Millennials Must Save Triple the Amount of Earlier Generations to Retire

save 40% rather than 15% of paychecks to retire at age 65

By Jonny Lupsha, Wondrium Staff Writer

To retire at age 65, millennials will need to set aside 40 percent of their pay starting now, CNBC reported. Earlier generations were told to invest just 15 percent of their pay into a retirement fund, but times are changing. There are several ways to get started.

Young woman putting money in piggy bank trying to save money
Estimates now stipulate that retirement at age 64 will require millennials to save 40 percent of their paychecks over 30 years of working. Photo by Nattakorn_Maneerat / Shutterstock

According to the CNBC article, the standard goal of living on half of your current income during retirement would now require the average person to set aside 40 percent of their paycheck for 30 years of working. This means that millennials will have to tighten their belts much more than previous generations, which had long been advised to set aside 15 percent of their paychecks for retirement. The biggest factors in this revelation are abysmal projected investment returns in the coming decades—earlier generations enjoyed 10-percent returns while future projections appear between 2 percent to 5 percent—and the looming lack of Social Security funding, which will bottom out in the next 20 years. While setting up your financial future can seem daunting, there are easy steps anyone can take to start off on the right foot.

The Cash Flow Statement

“The first step of a financial plan is to gather financial information,” said Dr. Michael Finke, Professor of Personal Financial Planning and Director of the Retirement Planning and Living Consortium at Texas Tech University. “This information is then used to create three important documents—a cash flow statement, a budget, and a balance sheet.”

A cash flow statement lists your income and your fixed and variable expenditures from month to month. To make one, Dr. Finke said to gather your bills and a checking account statement to estimate how much you spend each month.

“This process alone can be an eye-opener,” he said. “We often have no idea how much we actually spend on food or clothes or gas until we sit down and estimate our cash flows.”

On the other hand, collecting a few pay stubs and accounting for any 401(k) savings will help to estimate your cash inflow. “When you subtract expenses from income, you’ll come up with net savings or a net deficit,” Dr. Finke said. This process is the best first step towards managing your finances and putting yourself in the right head space to plan for your future.

Once you have this piece in place, you can analyze spending choices to set up a realistic budget for yourself and straighten out the balance sheet Dr. Finke mentioned, which is a ledger of all your assets and their values.

Future Planning: Balance Sheets and More
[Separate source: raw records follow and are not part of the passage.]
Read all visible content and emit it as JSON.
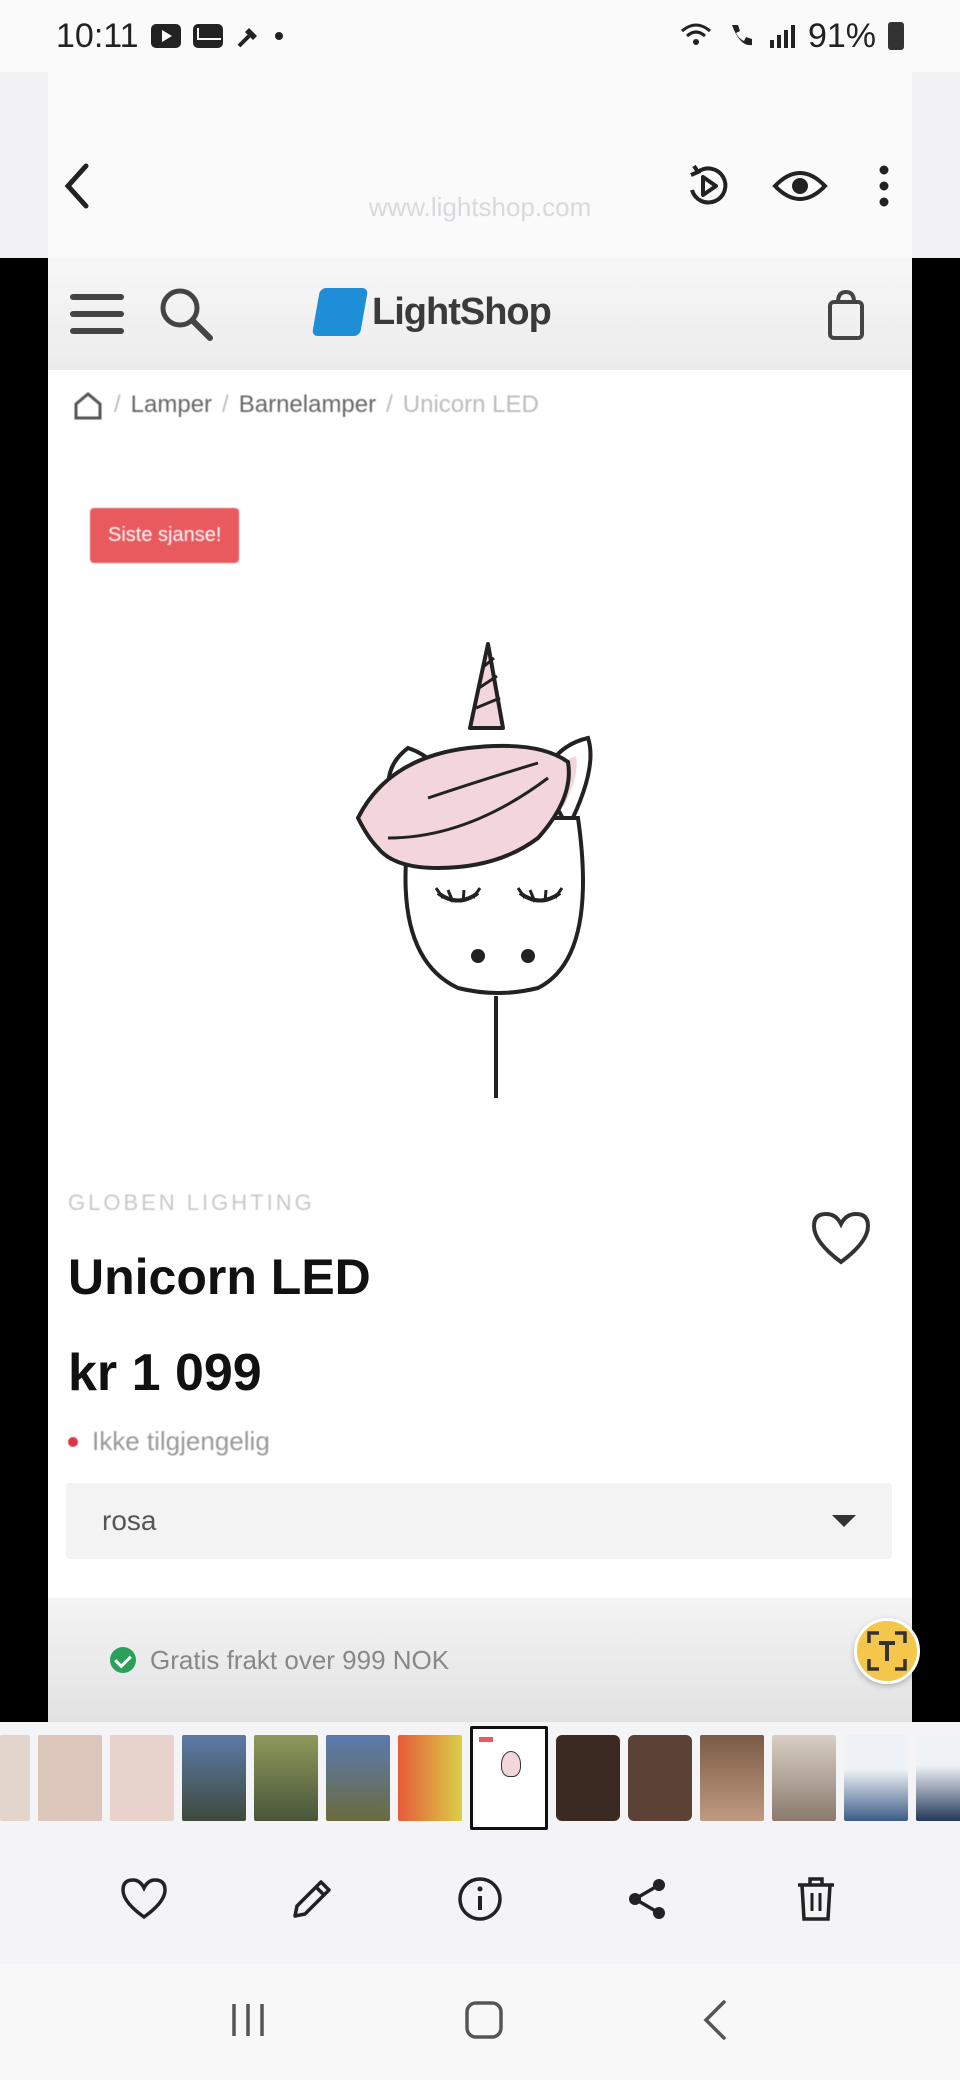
{
  "status_bar": {
    "time": "10:11",
    "icons_left": [
      "youtube-icon",
      "mail-icon",
      "tool-icon",
      "dot-icon"
    ],
    "icons_right": [
      "wifi-calling-icon",
      "call-icon",
      "signal-icon",
      "battery-icon"
    ],
    "battery": "91%"
  },
  "viewer": {
    "back_icon": "chevron-left-icon",
    "header_icons": [
      "motion-photo-icon",
      "eye-icon",
      "more-vert-icon"
    ],
    "ghost_text": "www.lightshop.com"
  },
  "website": {
    "logo_text": "LightShop",
    "breadcrumb": [
      "Lamper",
      "Barnelamper",
      "Unicorn LED"
    ],
    "badge": "Siste sjanse!",
    "brand": "GLOBEN LIGHTING",
    "product_title": "Unicorn LED",
    "price": "kr 1 099",
    "stock_status": "Ikke tilgjengelig",
    "variant_selected": "rosa",
    "shipping_note": "Gratis frakt over 999 NOK",
    "colors": {
      "accent_blue": "#1e8fd6",
      "badge_red": "#e95a5f",
      "stock_red": "#d8334a",
      "ok_green": "#2aa05a"
    }
  },
  "thumbnails": {
    "count_visible": 14,
    "current_index": 7,
    "colors": [
      "#d9c9c0",
      "#e4cfc8",
      "#3f4a6b",
      "#66704b",
      "#5a6b88",
      "#bf8a6e",
      "#ffffff",
      "#4a3a30",
      "#6b4a3a",
      "#a78b6f",
      "#caa99a",
      "#5b7696",
      "#2f4566"
    ]
  },
  "actions": {
    "icons": [
      "heart-icon",
      "pencil-icon",
      "info-icon",
      "share-icon",
      "trash-icon"
    ]
  },
  "navbar": {
    "icons": [
      "recents-icon",
      "home-icon",
      "back-icon"
    ]
  }
}
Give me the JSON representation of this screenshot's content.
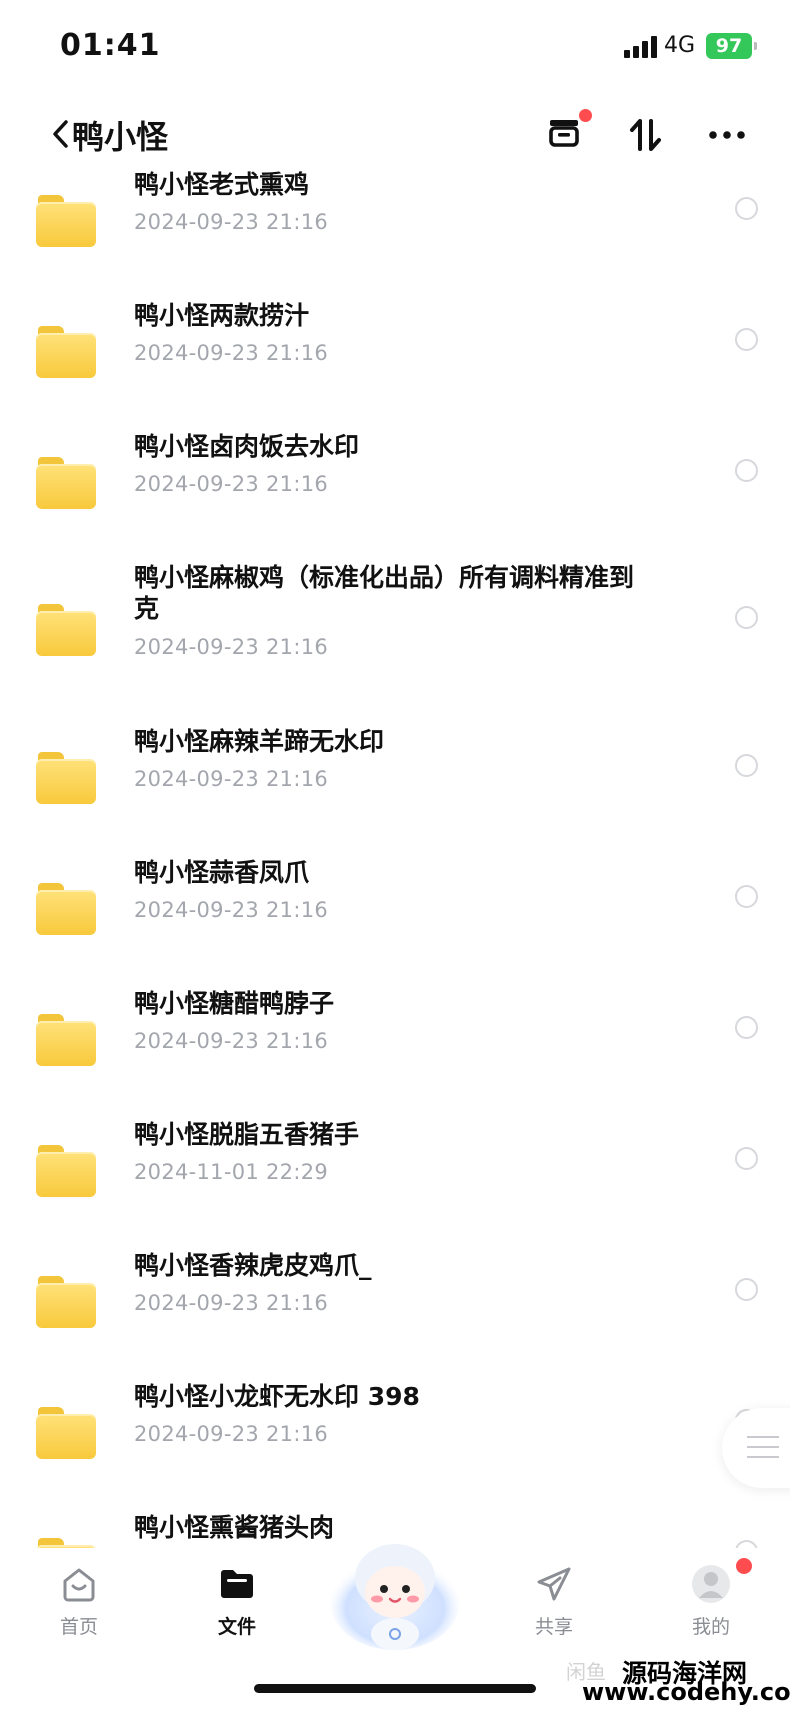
{
  "status_bar": {
    "time": "01:41",
    "network": "4G",
    "battery": "97"
  },
  "header": {
    "title": "鸭小怪"
  },
  "files": [
    {
      "name": "鸭小怪老式熏鸡",
      "date": "2024-09-23 21:16"
    },
    {
      "name": "鸭小怪两款捞汁",
      "date": "2024-09-23 21:16"
    },
    {
      "name": "鸭小怪卤肉饭去水印",
      "date": "2024-09-23 21:16"
    },
    {
      "name": "鸭小怪麻椒鸡（标准化出品）所有调料精准到克",
      "date": "2024-09-23 21:16"
    },
    {
      "name": "鸭小怪麻辣羊蹄无水印",
      "date": "2024-09-23 21:16"
    },
    {
      "name": "鸭小怪蒜香凤爪",
      "date": "2024-09-23 21:16"
    },
    {
      "name": "鸭小怪糖醋鸭脖子",
      "date": "2024-09-23 21:16"
    },
    {
      "name": "鸭小怪脱脂五香猪手",
      "date": "2024-11-01 22:29"
    },
    {
      "name": "鸭小怪香辣虎皮鸡爪_",
      "date": "2024-09-23 21:16"
    },
    {
      "name": "鸭小怪小龙虾无水印 398",
      "date": "2024-09-23 21:16"
    },
    {
      "name": "鸭小怪熏酱猪头肉",
      "date": ""
    }
  ],
  "nav": [
    {
      "label": "首页",
      "icon": "home-icon"
    },
    {
      "label": "文件",
      "icon": "folder-icon"
    },
    {
      "label": "共享",
      "icon": "share-icon"
    },
    {
      "label": "我的",
      "icon": "avatar-icon"
    }
  ],
  "watermark": {
    "faint": "闲鱼",
    "line1": "源码海洋网",
    "line2": "www.codehy.com"
  },
  "colors": {
    "accent": "#f8c93c",
    "text": "#111111",
    "secondary": "#a3a6ad",
    "badge": "#ff4d4f",
    "battery": "#34c759"
  }
}
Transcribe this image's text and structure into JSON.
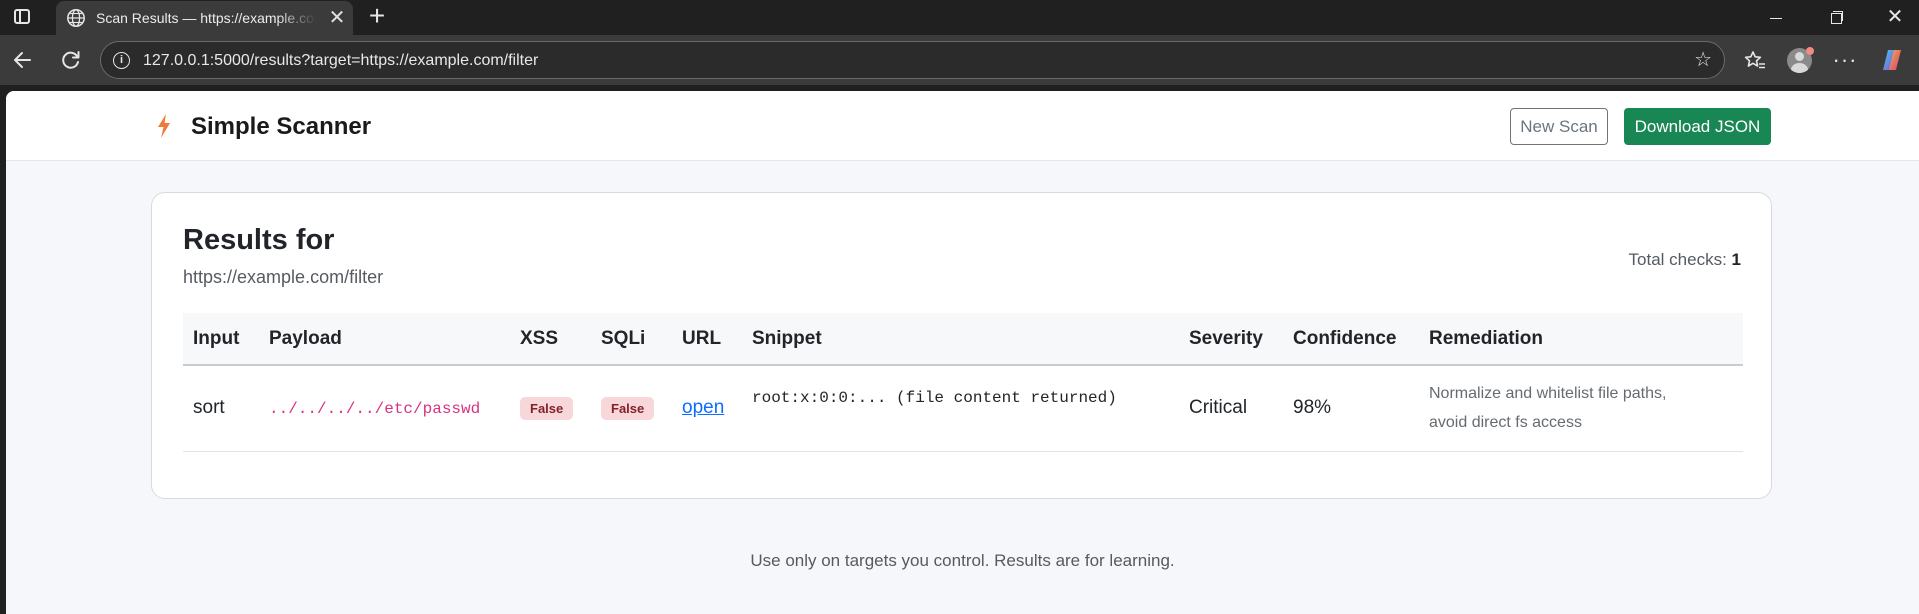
{
  "browser": {
    "tab_title": "Scan Results — https://example.com/filter",
    "url": "127.0.0.1:5000/results?target=https://example.com/filter"
  },
  "icons": {
    "sidebar": "sidebar-toggle-icon",
    "favicon": "globe-icon",
    "close": "close-icon",
    "new_tab": "plus-icon",
    "back": "arrow-left-icon",
    "reload": "reload-icon",
    "info": "info-icon",
    "star": "star-icon",
    "favorites": "favorites-icon",
    "profile": "avatar-icon",
    "more": "more-icon",
    "copilot": "copilot-icon",
    "brand": "bolt-icon"
  },
  "app": {
    "brand": "Simple Scanner",
    "new_scan_label": "New Scan",
    "download_label": "Download JSON"
  },
  "results": {
    "title": "Results for",
    "target": "https://example.com/filter",
    "total_checks_label": "Total checks:",
    "total_checks_value": "1",
    "columns": [
      "Input",
      "Payload",
      "XSS",
      "SQLi",
      "URL",
      "Snippet",
      "Severity",
      "Confidence",
      "Remediation"
    ],
    "rows": [
      {
        "input": "sort",
        "payload": "../../../../etc/passwd",
        "xss": "False",
        "sqli": "False",
        "url": "open",
        "snippet": "root:x:0:0:... (file content returned)",
        "severity": "Critical",
        "confidence": "98%",
        "remediation_line1": "Normalize and whitelist file paths,",
        "remediation_line2": "avoid direct fs access"
      }
    ]
  },
  "footer": {
    "note": "Use only on targets you control. Results are for learning."
  },
  "colors": {
    "success": "#198754",
    "danger_badge_bg": "#f8d7da",
    "danger_badge_text": "#842029",
    "payload_pink": "#d63384",
    "link_blue": "#0d6efd",
    "brand_bolt": "#f07a3a"
  }
}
“A balance sheet generally consists of a ledger with all assets listed at their current net market value, sorted into three categories—monetary assets that can be liquidated for short-term spending needs, investment assets whose primary purpose is to fund future goals, and tangible assets like houses and cars,” Dr. Finke said. “For most Americans, their largest assets are their home and retirement accounts. Not surprisingly, mortgages are their biggest liability.”

In financial parlance, liabilities are debts currently owed. Dr. Finke said that they’re usually split between short-term liabilities like credit cards that can be paid off in the next year or two and long-term liabilities like a mortgage on a home. Balancing your assets and liabilities can be useful for many reasons, not the least of which is showing progress towards your financial goals.

“Changes in the balance sheet should reflect savings and borrowing decisions made when you create a budget,” Dr. Finke said. “If you aren’t moving towards savings goals, then you may need to adjust the budget to stay on track.”

Finally, balance sheets can help us gain perspective on financial risk in case of unexpected emergencies or the loss of one of our assets. Rather than panic, we can take a measured look at our near future and what we need to do to make up for the financial loss.

With 35-year-olds having to save nearly triple the amount per paycheck as compared to earlier generations, prospects of retirement seem bleak at best, if not impossible. Low investment returns, Social Security dwindling, and other problems will change the face of the workforce for the next 30 to 50 years. However, starting a retirement fund early and getting a hold of one’s financial outlook offers a slim but tangible chance of getting ahead.

Professor Michael Finke

Dr. Michael Finke contributed to this article. Dr. Finke is a Professor of Personal Financial Planning and Director of the Retirement Planning and Living Consortium at Texas Tech University. He has doctoral degrees in Consumer Science from The Ohio State University and in Finance from the University of Missouri.